BEGIN PROVIDED MATERIAL
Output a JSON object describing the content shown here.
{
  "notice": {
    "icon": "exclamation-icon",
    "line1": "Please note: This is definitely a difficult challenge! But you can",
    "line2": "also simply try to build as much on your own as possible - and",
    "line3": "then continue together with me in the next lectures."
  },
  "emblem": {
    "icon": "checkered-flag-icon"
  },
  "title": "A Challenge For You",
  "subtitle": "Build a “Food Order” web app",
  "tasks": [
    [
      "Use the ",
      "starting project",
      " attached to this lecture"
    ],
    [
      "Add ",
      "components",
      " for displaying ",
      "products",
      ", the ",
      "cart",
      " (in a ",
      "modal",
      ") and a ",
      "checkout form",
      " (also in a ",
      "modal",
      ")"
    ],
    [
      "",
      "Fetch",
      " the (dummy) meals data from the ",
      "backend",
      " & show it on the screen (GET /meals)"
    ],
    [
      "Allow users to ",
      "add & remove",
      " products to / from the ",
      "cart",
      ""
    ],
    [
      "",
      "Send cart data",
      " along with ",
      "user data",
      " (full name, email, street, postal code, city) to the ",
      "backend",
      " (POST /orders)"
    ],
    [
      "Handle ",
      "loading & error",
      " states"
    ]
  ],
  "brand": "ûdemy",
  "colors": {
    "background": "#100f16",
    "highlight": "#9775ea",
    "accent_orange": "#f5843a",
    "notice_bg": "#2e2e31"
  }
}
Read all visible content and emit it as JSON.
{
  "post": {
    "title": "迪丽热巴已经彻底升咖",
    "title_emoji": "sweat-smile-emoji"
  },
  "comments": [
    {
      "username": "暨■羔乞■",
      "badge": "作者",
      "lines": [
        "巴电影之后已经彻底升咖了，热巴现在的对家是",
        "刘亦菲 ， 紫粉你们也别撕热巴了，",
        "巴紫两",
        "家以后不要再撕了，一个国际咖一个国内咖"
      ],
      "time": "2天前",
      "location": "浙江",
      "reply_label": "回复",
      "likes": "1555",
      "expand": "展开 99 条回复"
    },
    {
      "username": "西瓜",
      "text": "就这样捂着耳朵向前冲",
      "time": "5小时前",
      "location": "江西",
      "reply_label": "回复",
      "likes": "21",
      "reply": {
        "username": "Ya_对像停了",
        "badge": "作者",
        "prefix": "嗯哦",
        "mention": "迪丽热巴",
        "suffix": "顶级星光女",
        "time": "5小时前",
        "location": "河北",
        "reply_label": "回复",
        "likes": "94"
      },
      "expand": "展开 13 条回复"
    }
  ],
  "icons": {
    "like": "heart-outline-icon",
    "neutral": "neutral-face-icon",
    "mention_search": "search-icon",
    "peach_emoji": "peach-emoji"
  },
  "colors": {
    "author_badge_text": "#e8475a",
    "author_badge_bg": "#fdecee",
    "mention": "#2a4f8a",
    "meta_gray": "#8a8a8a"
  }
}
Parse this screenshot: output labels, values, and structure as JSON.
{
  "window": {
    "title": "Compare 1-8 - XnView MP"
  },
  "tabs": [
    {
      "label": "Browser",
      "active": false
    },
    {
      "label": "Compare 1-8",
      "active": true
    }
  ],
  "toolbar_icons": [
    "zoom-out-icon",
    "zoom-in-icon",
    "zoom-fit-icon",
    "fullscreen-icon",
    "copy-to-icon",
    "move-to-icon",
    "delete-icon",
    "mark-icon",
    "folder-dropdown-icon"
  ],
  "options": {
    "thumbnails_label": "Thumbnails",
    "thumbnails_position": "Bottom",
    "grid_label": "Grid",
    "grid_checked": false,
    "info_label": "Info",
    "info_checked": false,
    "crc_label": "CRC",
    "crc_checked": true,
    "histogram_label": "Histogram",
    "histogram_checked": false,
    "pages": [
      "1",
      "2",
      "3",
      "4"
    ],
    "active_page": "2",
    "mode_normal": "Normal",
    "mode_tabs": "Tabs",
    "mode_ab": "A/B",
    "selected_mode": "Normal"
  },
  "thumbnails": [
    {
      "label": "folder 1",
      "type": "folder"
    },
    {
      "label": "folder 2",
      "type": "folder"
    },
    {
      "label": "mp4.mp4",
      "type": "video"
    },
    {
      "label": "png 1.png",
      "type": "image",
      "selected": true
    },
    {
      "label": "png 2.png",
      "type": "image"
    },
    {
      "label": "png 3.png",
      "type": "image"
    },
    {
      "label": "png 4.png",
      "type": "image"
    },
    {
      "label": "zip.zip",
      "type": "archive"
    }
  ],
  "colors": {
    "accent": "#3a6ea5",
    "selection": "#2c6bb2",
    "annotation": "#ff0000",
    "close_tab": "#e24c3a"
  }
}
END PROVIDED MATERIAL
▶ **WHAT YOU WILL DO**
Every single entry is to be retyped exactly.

▶ **SOLUTION TO THIS EXERCISE**
Output a JSON object describing the content shown here.
{
  "notice": {
    "icon": "exclamation-icon",
    "line1": "Please note: This is definitely a difficult challenge! But you can",
    "line2": "also simply try to build as much on your own as possible - and",
    "line3": "then continue together with me in the next lectures."
  },
  "emblem": {
    "icon": "checkered-flag-icon"
  },
  "title": "A Challenge For You",
  "subtitle": "Build a “Food Order” web app",
  "tasks": [
    [
      "Use the ",
      "starting project",
      " attached to this lecture"
    ],
    [
      "Add ",
      "components",
      " for displaying ",
      "products",
      ", the ",
      "cart",
      " (in a ",
      "modal",
      ") and a ",
      "checkout form",
      " (also in a ",
      "modal",
      ")"
    ],
    [
      "",
      "Fetch",
      " the (dummy) meals data from the ",
      "backend",
      " & show it on the screen (GET /meals)"
    ],
    [
      "Allow users to ",
      "add & remove",
      " products to / from the ",
      "cart",
      ""
    ],
    [
      "",
      "Send cart data",
      " along with ",
      "user data",
      " (full name, email, street, postal code, city) to the ",
      "backend",
      " (POST /orders)"
    ],
    [
      "Handle ",
      "loading & error",
      " states"
    ]
  ],
  "brand": "ûdemy",
  "colors": {
    "background": "#100f16",
    "highlight": "#9775ea",
    "accent_orange": "#f5843a",
    "notice_bg": "#2e2e31"
  }
}
Read all visible content and emit it as JSON.
{
  "post": {
    "title": "迪丽热巴已经彻底升咖",
    "title_emoji": "sweat-smile-emoji"
  },
  "comments": [
    {
      "username": "暨■羔乞■",
      "badge": "作者",
      "lines": [
        "巴电影之后已经彻底升咖了，热巴现在的对家是",
        "刘亦菲 ， 紫粉你们也别撕热巴了，",
        "巴紫两",
        "家以后不要再撕了，一个国际咖一个国内咖"
      ],
      "time": "2天前",
      "location": "浙江",
      "reply_label": "回复",
      "likes": "1555",
      "expand": "展开 99 条回复"
    },
    {
      "username": "西瓜",
      "text": "就这样捂着耳朵向前冲",
      "time": "5小时前",
      "location": "江西",
      "reply_label": "回复",
      "likes": "21",
      "reply": {
        "username": "Ya_对像停了",
        "badge": "作者",
        "prefix": "嗯哦",
        "mention": "迪丽热巴",
        "suffix": "顶级星光女",
        "time": "5小时前",
        "location": "河北",
        "reply_label": "回复",
        "likes": "94"
      },
      "expand": "展开 13 条回复"
    }
  ],
  "icons": {
    "like": "heart-outline-icon",
    "neutral": "neutral-face-icon",
    "mention_search": "search-icon",
    "peach_emoji": "peach-emoji"
  },
  "colors": {
    "author_badge_text": "#e8475a",
    "author_badge_bg": "#fdecee",
    "mention": "#2a4f8a",
    "meta_gray": "#8a8a8a"
  }
}
Parse this screenshot: output labels, values, and structure as JSON.
{
  "window": {
    "title": "Compare 1-8 - XnView MP"
  },
  "tabs": [
    {
      "label": "Browser",
      "active": false
    },
    {
      "label": "Compare 1-8",
      "active": true
    }
  ],
  "toolbar_icons": [
    "zoom-out-icon",
    "zoom-in-icon",
    "zoom-fit-icon",
    "fullscreen-icon",
    "copy-to-icon",
    "move-to-icon",
    "delete-icon",
    "mark-icon",
    "folder-dropdown-icon"
  ],
  "options": {
    "thumbnails_label": "Thumbnails",
    "thumbnails_position": "Bottom",
    "grid_label": "Grid",
    "grid_checked": false,
    "info_label": "Info",
    "info_checked": false,
    "crc_label": "CRC",
    "crc_checked": true,
    "histogram_label": "Histogram",
    "histogram_checked": false,
    "pages": [
      "1",
      "2",
      "3",
      "4"
    ],
    "active_page": "2",
    "mode_normal": "Normal",
    "mode_tabs": "Tabs",
    "mode_ab": "A/B",
    "selected_mode": "Normal"
  },
  "thumbnails": [
    {
      "label": "folder 1",
      "type": "folder"
    },
    {
      "label": "folder 2",
      "type": "folder"
    },
    {
      "label": "mp4.mp4",
      "type": "video"
    },
    {
      "label": "png 1.png",
      "type": "image",
      "selected": true
    },
    {
      "label": "png 2.png",
      "type": "image"
    },
    {
      "label": "png 3.png",
      "type": "image"
    },
    {
      "label": "png 4.png",
      "type": "image"
    },
    {
      "label": "zip.zip",
      "type": "archive"
    }
  ],
  "colors": {
    "accent": "#3a6ea5",
    "selection": "#2c6bb2",
    "annotation": "#ff0000",
    "close_tab": "#e24c3a"
  }
}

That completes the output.